### DATASET EXTRACT
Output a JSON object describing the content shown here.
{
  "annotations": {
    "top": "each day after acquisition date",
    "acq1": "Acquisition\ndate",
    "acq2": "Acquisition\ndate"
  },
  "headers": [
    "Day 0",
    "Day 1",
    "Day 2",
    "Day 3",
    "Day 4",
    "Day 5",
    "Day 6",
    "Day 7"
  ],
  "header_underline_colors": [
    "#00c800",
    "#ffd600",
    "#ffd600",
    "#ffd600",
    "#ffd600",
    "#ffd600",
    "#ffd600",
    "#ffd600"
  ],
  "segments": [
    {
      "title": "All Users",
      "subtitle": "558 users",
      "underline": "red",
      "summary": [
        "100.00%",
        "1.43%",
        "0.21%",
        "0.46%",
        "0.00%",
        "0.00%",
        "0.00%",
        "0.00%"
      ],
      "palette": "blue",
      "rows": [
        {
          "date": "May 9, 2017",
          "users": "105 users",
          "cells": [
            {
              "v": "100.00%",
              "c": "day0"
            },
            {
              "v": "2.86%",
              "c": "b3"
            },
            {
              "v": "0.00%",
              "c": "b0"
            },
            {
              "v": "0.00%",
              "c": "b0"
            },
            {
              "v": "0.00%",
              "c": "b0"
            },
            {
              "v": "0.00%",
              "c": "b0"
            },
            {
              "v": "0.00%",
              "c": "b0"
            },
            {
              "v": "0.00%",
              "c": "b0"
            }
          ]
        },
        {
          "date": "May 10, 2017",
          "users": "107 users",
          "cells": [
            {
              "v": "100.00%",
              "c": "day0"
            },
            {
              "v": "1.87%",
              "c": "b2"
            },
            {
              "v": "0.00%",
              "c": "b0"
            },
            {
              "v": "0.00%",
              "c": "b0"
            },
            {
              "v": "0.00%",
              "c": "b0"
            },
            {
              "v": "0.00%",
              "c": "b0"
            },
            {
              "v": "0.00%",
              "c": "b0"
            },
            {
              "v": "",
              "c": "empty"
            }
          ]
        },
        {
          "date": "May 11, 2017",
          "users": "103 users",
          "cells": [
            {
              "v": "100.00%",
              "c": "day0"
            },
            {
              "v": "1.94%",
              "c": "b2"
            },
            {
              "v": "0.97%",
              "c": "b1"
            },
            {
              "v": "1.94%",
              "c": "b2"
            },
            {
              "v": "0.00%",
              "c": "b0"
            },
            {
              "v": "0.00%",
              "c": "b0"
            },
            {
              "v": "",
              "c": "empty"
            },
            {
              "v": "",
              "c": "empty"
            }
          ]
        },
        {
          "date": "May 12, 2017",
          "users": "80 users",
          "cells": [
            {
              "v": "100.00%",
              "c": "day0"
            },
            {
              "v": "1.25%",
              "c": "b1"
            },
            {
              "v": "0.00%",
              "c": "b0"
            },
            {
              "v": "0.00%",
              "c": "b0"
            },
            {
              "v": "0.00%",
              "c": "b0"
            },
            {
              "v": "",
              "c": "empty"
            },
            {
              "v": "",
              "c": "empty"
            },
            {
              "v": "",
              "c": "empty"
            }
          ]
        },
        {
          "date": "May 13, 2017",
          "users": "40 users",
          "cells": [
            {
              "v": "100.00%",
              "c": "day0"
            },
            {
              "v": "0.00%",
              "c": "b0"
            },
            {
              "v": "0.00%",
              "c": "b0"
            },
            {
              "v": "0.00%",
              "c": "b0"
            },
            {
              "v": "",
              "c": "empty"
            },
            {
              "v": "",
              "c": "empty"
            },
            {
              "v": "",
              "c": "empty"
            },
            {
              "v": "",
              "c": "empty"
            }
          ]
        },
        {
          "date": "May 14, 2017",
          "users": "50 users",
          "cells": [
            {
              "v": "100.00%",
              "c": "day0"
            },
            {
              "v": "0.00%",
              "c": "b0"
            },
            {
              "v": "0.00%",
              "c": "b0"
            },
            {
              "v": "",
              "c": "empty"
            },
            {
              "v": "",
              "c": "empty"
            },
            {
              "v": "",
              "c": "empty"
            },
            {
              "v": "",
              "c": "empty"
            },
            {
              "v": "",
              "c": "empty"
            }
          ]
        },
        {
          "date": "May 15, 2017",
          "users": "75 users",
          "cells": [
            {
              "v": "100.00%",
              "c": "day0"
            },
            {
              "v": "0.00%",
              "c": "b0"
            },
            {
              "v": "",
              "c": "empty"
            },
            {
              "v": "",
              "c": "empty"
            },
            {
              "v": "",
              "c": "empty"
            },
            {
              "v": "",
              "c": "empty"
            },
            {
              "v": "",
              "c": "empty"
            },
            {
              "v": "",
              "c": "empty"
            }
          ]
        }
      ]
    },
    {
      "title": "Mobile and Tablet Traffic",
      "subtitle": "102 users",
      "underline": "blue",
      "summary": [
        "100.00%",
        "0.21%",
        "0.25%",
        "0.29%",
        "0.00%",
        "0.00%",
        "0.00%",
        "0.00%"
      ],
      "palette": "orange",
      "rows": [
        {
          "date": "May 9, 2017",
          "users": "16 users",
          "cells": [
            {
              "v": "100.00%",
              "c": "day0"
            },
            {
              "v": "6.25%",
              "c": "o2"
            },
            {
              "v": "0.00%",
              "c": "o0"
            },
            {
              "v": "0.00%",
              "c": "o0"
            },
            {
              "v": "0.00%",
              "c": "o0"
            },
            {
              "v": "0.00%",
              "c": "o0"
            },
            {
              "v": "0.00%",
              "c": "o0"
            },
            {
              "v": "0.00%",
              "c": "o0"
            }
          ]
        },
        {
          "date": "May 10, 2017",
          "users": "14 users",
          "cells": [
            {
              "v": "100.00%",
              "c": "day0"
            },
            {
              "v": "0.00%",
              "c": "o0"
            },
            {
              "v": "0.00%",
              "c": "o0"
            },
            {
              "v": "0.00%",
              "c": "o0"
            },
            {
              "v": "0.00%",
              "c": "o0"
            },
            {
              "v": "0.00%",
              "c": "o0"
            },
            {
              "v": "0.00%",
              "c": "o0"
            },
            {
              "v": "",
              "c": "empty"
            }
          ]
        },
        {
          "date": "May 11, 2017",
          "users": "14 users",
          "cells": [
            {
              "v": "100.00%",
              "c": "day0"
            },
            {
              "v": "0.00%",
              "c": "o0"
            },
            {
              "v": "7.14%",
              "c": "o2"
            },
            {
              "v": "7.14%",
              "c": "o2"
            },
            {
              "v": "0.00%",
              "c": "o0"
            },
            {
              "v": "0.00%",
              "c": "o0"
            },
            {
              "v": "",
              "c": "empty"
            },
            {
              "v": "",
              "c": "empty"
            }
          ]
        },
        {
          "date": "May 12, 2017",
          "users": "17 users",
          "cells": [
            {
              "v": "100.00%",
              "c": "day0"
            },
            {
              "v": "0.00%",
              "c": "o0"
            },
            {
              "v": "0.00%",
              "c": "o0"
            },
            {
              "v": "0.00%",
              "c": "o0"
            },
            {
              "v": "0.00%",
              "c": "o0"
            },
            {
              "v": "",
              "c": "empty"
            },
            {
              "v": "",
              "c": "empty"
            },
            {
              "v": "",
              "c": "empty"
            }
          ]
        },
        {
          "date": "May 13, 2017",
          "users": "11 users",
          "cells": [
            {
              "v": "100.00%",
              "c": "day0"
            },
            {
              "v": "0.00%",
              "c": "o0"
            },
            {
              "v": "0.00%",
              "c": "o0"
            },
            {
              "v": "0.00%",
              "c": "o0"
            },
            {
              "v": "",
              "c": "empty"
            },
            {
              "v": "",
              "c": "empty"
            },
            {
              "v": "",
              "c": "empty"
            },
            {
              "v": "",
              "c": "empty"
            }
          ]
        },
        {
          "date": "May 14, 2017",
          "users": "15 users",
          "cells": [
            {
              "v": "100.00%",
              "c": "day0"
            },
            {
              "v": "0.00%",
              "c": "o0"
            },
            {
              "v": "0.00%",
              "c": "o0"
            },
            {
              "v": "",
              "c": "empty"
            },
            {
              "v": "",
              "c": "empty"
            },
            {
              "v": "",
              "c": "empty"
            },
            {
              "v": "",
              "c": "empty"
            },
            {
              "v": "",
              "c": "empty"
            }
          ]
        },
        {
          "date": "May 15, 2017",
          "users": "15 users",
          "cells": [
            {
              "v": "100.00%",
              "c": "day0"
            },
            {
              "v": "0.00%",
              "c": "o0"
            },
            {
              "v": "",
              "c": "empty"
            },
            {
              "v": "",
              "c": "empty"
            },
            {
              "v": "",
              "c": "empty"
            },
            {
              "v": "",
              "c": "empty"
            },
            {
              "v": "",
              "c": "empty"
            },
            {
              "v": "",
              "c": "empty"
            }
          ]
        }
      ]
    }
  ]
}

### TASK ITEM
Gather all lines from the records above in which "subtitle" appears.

### YOUR SOLUTION
      "subtitle": "558 users",
      "subtitle": "102 users",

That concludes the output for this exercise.